> EXERCISE
Among the entries, find each line that includes the string "star" and list it.

(Items from an interface collection)
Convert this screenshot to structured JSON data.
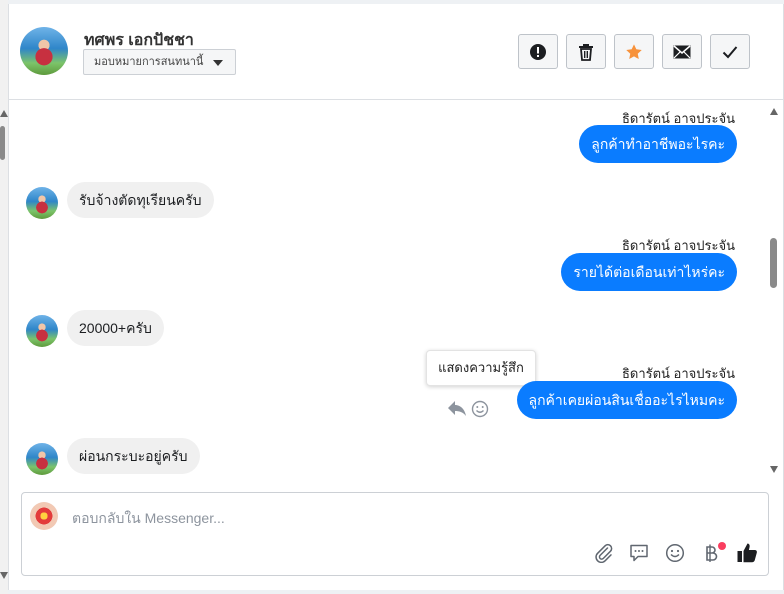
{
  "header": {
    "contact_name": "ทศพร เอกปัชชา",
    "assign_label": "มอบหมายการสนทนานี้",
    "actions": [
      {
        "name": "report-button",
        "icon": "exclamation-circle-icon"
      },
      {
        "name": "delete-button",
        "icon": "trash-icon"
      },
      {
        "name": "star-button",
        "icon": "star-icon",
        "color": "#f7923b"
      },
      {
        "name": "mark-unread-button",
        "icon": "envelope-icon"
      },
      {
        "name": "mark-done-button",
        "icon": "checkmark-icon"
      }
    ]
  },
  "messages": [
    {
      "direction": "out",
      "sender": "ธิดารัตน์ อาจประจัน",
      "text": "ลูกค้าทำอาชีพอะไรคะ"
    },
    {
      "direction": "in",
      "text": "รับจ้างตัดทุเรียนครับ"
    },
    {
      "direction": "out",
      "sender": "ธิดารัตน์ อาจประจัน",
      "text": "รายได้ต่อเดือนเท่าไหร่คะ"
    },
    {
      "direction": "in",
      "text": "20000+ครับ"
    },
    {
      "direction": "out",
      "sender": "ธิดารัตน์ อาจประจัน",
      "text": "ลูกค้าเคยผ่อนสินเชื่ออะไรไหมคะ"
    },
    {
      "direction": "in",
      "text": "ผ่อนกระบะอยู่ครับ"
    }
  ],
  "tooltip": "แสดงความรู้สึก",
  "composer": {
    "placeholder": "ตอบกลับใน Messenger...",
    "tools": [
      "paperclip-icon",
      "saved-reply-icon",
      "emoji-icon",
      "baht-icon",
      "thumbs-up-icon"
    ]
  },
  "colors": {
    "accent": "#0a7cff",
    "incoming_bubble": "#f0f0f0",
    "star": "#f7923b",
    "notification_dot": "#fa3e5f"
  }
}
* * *
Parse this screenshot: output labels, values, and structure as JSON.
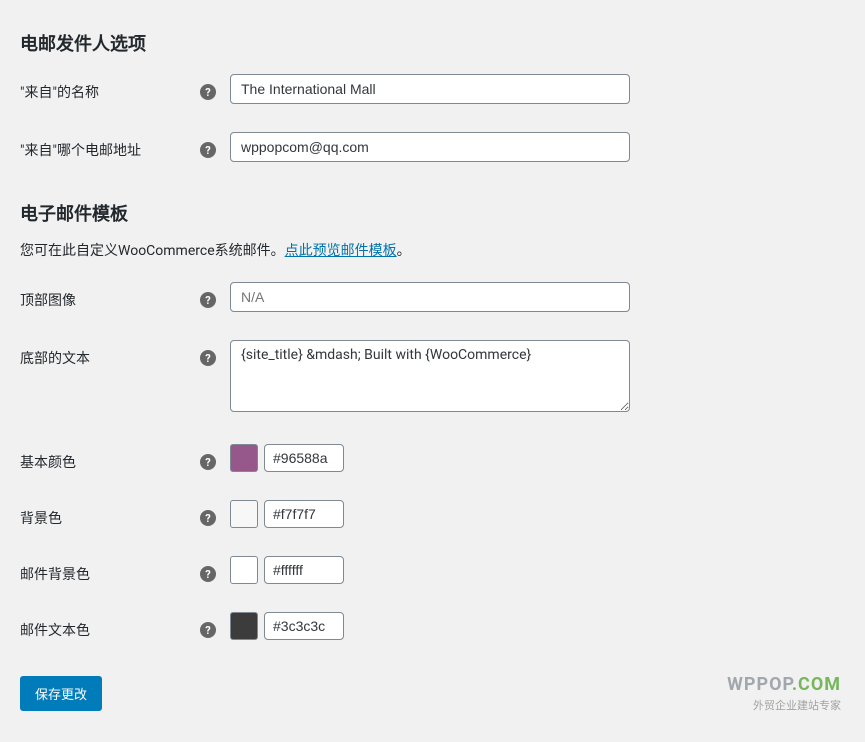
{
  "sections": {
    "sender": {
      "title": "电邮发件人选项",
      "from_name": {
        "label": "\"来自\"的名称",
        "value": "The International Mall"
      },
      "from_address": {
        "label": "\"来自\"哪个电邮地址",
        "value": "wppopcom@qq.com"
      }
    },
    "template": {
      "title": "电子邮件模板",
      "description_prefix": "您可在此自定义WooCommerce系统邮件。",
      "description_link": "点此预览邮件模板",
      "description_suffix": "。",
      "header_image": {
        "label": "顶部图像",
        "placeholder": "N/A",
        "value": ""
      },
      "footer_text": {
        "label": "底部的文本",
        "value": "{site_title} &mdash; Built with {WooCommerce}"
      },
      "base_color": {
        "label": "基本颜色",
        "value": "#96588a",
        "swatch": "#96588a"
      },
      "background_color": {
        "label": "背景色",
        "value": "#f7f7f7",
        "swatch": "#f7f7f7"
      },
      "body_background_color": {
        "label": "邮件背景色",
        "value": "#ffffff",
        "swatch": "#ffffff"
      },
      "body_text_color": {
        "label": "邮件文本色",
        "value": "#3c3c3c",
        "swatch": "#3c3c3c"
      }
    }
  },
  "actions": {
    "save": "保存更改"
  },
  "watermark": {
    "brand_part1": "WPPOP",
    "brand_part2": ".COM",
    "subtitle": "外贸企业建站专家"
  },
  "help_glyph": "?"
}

> WRITTEN RESPONSE
        "name": "star-button",
        "icon": "star-icon",
    "star": "#f7923b",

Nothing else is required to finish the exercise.